Bream, mulloway and perch have congregated down the lower reaches, possibly pushed back down with the fresh water influx. All fish have been caught in deep water, with most fish being pulled out from 15’ or deeper. Blade lures have been the rage with the locals, and I have witnessed quite a few new converted anglers drifting along the river letting the wind move them along, simply bobbing the blades up and down along the rivers bottom.
Ian Netherway has had great success using this method. I saw Ian’s haul one afternoon of 2 mulloway to 4kg, 6 bream averaging 900gm and two ripper perch with one going 1.75kg. Definitely one of the converted, as Ian is a traditional bait fisher.
If the rain keeps up the fish should hang down the bottom end for a while but I would think as the rains abate, a lot of fish will move back up river to spawn. In past years the spawn has happened near Sapling Creek, masses of fish head up and find the area where the salt and fresh water is at the right level.
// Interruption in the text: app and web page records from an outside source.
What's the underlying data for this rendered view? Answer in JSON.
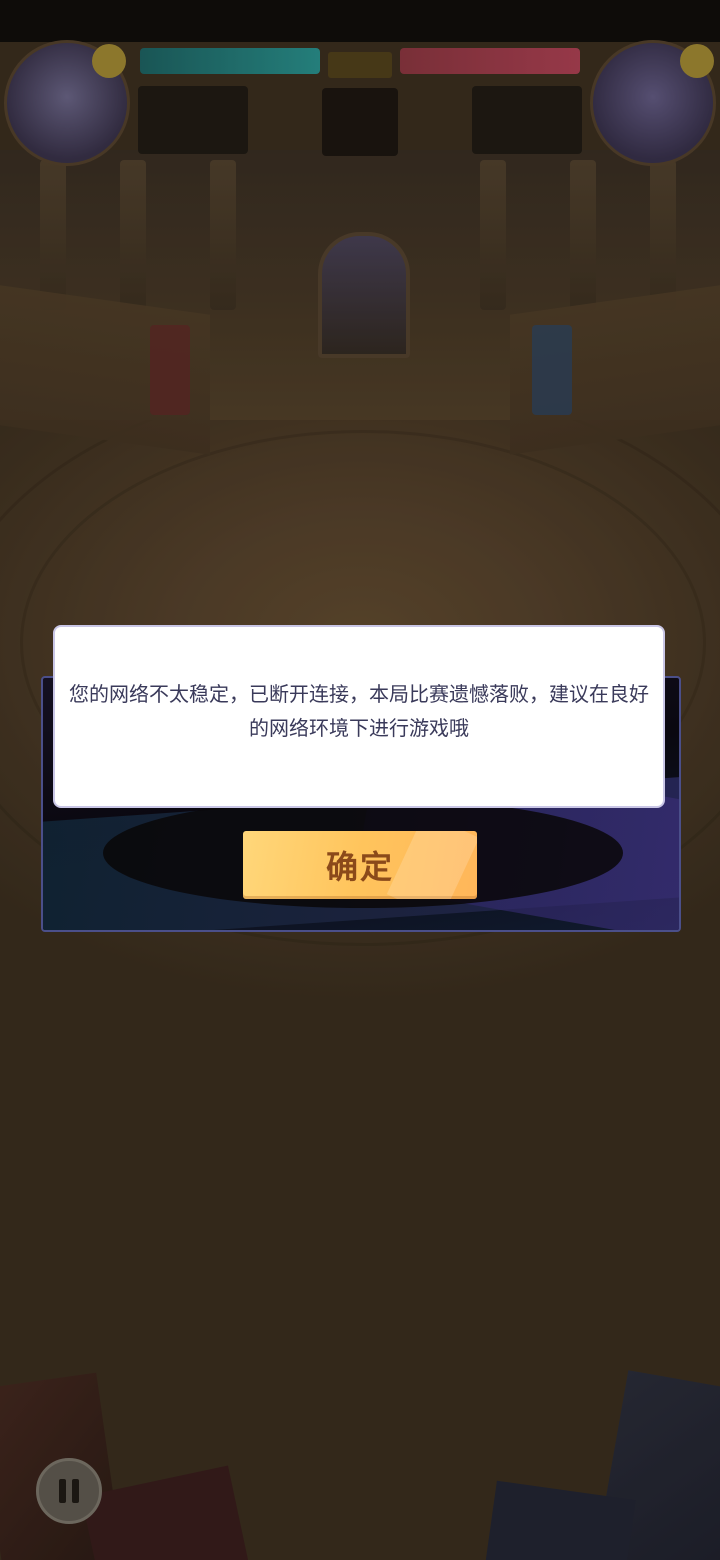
{
  "dialog": {
    "message": "您的网络不太稳定，已断开连接，本局比赛遗憾落败，建议在良好的网络环境下进行游戏哦",
    "confirm_label": "确定"
  },
  "colors": {
    "confirm_button": "#ffc45c",
    "confirm_text": "#8b4a1a",
    "panel_border": "#4b4f8a",
    "player_hp": "#2aa3a1",
    "opponent_hp": "#c2465e"
  }
}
When they spawn, the mix of eggs and sperm need to hang in the water close to the surface: it will be interesting where it will take place this year with all the rain we have had.
The bull nose mullet run is in full swing at present as well. I have heard of good catches up as far as Donovan’s Landing. Mullet over one kilogram are not uncommon; cockle or prawn suspended under a pencil float is the best method. All you need to do is work out how deep they are and set your hang to the hot spot, at present 1 – 2 metres should do the trick.
A good berley mix is recommended, something that will float a little and sink slowly.
The results from the mulloway tagging by the Arthur Rylah Institute for Environmental Research should be available soon. The boys did share some interesting information with me before going back to properly formulate the details.
Of the 30 fish tagged, 4 acoustic tags have been sent back to them by fishers who caught the fish. Two seemed to be in the river and not moving, suggesting the fish have been caught and the tags thrown into the river. Of the remaining 24 tagged fish, 22 appear to be still in the system. The thinking we have always had is the fish come in and eventually head up river and stay and move about.
Science has proven otherwise, one mulloway’s data caught at the estuary showed it moved up stream beyond Pritchard’s landing 45km, then it came back down as far as the estuary and then moved with no real pattern back upstream.
Three other fish movements showed the same results and without correlating all the data showed no real pattern at all. It appeared they just cruised around eating. I am hoping the boys will be allowed to share their full research with me so keep tuned. If you do catch a mulloway in the river the research fish have two tags in them so if possible return the fish to the river to help this very important research programme.
Cheers to all pop into the Nelson Pub and say hello if you are down this way.Reads: 1834